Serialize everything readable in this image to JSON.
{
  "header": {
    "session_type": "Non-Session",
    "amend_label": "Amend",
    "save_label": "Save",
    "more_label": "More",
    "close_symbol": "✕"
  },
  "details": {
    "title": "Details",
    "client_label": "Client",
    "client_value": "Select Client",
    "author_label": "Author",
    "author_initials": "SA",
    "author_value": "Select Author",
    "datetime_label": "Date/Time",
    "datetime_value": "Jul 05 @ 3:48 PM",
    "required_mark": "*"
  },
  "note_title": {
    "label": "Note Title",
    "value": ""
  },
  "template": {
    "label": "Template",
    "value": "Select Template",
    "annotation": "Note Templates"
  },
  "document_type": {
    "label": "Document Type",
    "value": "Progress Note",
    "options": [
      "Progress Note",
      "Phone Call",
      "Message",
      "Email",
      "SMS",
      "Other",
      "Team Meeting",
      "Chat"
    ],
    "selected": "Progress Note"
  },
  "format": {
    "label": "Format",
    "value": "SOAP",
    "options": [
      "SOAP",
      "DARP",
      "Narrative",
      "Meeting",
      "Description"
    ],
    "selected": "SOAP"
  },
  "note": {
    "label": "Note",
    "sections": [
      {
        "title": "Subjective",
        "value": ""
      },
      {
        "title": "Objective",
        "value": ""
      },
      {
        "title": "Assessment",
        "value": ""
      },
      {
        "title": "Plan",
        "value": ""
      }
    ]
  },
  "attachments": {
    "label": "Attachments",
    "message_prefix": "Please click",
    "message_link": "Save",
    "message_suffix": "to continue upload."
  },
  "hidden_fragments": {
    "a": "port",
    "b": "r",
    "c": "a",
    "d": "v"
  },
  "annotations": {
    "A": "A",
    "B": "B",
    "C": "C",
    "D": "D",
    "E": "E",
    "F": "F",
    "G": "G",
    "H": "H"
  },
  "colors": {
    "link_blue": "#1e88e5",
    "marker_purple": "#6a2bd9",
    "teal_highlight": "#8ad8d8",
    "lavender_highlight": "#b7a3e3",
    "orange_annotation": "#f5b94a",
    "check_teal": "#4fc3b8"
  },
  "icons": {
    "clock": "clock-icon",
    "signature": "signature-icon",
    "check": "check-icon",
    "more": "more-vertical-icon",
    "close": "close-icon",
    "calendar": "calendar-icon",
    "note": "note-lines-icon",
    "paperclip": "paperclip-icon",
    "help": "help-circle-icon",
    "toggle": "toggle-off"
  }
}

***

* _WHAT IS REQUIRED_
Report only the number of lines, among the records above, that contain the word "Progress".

* _RESPONSE TO THE TASK_
3